They say that the fate of EU citizens in the UK is to get worse after Brexit. I hardly can imagine how the system can be less friendly towards us, unless Boris Johnson's government is to approve hounding us with Dobermann dogs or publicly stoning people for being  citizens of the EU. My partner has already convinced me that with all Brexit related issues it might be about time to leave the British Isles, now we simply cannot wait to move somewhere else. If we still had our savings, we would probably live in another EU country already, but as, thanks to no fault on our side at all, all we have now is a huge credit card bill and a heavily overdrawn bank account, and so at the moment we cannot really afford to move abroad in search of a new life. But it soon might turn out that we might be without a home in Scotland anyway…

Chapter four: Choose what you need more: money to buy food or roof over your head

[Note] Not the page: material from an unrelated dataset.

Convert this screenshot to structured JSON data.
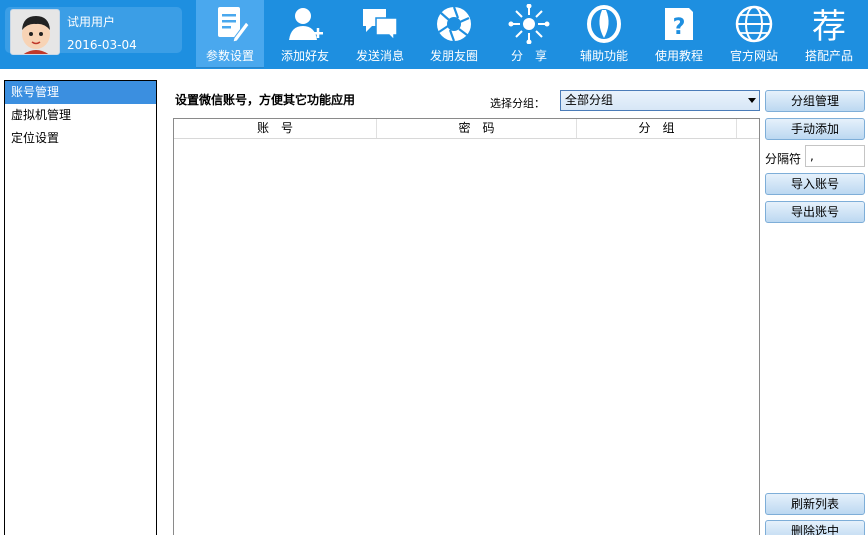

As I was writing those words, I received a phone call from my landlord who, after some muddled explanation which didn't really shed any light on her reasons, kindly asked if we can simply drop our benefit claim, as otherwise she would be forced to terminate our tenancy. Apparently, despite being valued tenants, who were never late when paying the rent and who keep the flat nice and tidy, on occasion doing even some minor improvements, the moment we apply for benefits, we would need to leave, as otherwise the landlord would “lose control on her flat”.

I researched this topic, but failed to get any definitive answers on why this could be. Sadly, they have right to get rid of us within a three month's notice, and so, as per yesterday, we've been handed one.

(Since the publication of this  piece earlier on 22nd August, three minor adjustments have been made to the text of the article on the request of its author.)



Obsah vydání | 26. 8. 2019